(Excerpts from an interface dataset)
+ + + +

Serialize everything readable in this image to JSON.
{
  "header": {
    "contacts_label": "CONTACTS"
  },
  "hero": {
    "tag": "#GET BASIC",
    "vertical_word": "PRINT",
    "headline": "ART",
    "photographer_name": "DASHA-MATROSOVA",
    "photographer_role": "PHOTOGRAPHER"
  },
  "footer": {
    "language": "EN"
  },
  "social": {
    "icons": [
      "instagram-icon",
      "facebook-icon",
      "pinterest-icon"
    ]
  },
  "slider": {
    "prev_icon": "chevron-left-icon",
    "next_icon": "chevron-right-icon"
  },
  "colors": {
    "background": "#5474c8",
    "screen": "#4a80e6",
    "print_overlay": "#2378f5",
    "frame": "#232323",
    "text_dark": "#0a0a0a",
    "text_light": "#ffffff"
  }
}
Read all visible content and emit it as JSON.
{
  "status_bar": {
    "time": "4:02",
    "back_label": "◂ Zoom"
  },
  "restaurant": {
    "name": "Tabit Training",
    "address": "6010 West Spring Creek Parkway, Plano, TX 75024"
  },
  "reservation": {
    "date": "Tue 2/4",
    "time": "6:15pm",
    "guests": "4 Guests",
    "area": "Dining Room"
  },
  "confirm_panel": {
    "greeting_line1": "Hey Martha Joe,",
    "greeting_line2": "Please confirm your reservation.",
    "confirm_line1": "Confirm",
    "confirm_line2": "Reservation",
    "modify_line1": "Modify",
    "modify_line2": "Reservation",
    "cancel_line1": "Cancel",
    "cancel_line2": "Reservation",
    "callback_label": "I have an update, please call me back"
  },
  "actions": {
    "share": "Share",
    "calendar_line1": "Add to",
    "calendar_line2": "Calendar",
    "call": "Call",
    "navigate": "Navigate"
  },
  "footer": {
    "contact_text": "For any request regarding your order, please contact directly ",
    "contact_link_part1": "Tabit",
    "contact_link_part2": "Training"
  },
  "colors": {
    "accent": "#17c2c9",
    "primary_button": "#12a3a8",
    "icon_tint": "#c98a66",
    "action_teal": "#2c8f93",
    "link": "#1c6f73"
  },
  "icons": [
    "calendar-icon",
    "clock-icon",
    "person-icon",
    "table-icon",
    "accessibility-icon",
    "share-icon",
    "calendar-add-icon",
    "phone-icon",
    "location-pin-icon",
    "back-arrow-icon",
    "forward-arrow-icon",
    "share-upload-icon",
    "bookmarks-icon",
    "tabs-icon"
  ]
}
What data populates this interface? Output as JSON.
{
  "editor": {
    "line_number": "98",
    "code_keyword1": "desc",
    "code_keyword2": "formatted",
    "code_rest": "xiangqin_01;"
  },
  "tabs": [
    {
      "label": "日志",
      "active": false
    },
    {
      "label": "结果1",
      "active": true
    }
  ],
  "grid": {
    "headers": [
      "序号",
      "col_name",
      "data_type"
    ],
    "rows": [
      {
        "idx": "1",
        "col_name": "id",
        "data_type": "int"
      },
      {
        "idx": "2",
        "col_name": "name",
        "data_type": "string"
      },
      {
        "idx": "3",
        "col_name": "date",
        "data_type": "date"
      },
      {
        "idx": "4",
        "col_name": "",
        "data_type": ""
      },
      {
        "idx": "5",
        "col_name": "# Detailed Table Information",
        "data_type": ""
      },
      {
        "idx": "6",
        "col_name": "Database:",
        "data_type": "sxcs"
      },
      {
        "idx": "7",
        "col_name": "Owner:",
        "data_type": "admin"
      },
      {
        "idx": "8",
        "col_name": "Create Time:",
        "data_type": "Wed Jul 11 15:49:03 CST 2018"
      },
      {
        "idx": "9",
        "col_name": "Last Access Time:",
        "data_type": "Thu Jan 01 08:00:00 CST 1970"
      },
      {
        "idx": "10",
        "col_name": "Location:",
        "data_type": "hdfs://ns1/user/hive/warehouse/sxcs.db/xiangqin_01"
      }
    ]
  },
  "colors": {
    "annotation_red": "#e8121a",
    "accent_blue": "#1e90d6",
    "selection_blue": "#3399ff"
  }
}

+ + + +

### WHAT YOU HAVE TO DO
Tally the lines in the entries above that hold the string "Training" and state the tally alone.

### ANSWER BOX
2